ASSIGNMENT: Determine how many lines in the records hold "Photography", then give that number by itself.

Data extracted from a collection:
★ ★ ★ ★ ★ ★ ★
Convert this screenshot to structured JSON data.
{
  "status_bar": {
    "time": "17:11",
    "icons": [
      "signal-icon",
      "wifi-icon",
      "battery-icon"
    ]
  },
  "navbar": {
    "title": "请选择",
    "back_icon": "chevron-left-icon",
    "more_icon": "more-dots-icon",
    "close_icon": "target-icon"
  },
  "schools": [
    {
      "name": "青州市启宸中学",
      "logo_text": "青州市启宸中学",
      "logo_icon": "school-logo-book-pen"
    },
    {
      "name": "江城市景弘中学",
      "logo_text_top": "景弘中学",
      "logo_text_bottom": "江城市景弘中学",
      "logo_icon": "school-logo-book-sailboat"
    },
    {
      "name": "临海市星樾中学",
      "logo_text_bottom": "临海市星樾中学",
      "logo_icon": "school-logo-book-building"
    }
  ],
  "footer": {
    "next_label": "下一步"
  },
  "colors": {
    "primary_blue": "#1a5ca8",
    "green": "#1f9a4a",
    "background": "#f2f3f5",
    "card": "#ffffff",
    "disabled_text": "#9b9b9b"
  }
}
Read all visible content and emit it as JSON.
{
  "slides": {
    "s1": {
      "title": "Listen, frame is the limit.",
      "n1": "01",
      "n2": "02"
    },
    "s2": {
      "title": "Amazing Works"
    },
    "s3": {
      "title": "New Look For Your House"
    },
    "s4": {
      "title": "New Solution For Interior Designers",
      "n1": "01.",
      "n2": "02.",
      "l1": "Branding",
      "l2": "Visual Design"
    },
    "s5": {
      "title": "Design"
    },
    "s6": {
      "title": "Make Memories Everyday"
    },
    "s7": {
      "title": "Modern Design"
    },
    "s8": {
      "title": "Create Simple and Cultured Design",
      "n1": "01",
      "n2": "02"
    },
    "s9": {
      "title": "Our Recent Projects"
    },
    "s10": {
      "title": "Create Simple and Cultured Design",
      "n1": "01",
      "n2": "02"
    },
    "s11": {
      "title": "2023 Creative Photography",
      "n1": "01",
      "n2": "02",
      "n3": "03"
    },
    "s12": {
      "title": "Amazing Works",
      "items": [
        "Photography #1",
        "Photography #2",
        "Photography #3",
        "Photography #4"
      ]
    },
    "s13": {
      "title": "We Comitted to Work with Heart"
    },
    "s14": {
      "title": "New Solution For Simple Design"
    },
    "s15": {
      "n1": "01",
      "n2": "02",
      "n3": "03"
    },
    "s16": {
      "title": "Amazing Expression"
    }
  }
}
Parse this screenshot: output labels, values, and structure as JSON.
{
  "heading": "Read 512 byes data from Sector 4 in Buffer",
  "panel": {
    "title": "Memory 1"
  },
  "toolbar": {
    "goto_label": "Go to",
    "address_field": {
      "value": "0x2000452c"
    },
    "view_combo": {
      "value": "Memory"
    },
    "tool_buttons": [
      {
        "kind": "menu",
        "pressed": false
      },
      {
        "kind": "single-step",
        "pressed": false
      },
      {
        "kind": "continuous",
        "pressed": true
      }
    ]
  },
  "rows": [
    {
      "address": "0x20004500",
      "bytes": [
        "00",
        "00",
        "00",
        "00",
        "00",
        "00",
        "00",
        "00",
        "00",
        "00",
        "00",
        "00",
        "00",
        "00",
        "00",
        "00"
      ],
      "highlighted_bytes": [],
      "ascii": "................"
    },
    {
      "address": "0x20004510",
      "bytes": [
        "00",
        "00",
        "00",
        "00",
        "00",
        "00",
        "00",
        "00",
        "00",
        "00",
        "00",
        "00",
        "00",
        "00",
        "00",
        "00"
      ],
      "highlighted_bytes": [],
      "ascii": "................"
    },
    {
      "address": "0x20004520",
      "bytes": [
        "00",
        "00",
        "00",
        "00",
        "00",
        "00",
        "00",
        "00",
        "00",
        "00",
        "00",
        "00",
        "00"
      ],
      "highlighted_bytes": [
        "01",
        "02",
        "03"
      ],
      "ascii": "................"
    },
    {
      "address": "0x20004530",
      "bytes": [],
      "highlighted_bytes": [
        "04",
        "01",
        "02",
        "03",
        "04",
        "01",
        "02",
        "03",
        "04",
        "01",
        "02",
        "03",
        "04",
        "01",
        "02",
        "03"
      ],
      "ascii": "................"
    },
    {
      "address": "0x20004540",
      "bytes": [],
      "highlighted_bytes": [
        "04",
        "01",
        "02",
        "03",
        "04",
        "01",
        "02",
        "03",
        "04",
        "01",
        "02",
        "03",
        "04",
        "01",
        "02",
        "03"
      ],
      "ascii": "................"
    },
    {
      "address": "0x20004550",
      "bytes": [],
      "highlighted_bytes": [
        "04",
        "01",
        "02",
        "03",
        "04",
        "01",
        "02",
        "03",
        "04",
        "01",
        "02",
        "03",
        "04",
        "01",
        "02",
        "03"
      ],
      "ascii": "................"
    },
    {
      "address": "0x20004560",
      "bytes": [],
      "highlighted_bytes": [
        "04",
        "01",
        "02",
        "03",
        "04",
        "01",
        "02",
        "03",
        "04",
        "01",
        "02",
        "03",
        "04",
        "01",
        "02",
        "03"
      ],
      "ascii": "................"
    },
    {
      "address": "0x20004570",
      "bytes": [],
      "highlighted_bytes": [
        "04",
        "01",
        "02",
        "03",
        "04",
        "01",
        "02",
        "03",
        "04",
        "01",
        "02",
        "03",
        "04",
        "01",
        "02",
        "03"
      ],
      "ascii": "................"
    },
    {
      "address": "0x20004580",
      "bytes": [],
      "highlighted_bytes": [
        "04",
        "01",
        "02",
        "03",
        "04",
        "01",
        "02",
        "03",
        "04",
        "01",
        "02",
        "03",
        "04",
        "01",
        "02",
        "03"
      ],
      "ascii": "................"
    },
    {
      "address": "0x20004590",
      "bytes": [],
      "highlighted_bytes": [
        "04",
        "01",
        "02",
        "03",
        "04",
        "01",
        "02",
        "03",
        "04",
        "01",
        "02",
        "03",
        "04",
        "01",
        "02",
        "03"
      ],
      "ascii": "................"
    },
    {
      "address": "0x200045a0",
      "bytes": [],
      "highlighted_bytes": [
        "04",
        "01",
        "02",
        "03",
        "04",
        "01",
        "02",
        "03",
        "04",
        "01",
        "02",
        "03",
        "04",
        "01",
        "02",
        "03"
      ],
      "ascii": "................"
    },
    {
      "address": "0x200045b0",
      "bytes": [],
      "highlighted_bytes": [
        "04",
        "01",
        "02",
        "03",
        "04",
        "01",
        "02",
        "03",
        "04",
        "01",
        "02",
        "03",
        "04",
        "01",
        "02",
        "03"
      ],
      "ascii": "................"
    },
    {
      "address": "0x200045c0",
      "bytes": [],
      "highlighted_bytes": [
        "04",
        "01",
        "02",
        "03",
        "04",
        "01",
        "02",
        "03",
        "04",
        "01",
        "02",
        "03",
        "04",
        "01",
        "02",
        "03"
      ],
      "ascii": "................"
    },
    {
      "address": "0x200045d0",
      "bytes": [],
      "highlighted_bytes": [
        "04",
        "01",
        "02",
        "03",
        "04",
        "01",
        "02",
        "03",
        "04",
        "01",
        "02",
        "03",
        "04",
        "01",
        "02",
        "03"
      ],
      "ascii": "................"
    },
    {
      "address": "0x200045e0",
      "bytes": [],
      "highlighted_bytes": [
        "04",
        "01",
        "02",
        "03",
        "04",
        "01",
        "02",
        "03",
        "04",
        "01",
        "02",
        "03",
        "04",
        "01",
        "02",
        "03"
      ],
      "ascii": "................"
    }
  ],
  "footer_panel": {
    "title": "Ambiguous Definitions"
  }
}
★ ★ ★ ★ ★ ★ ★
TASK RESULT: 5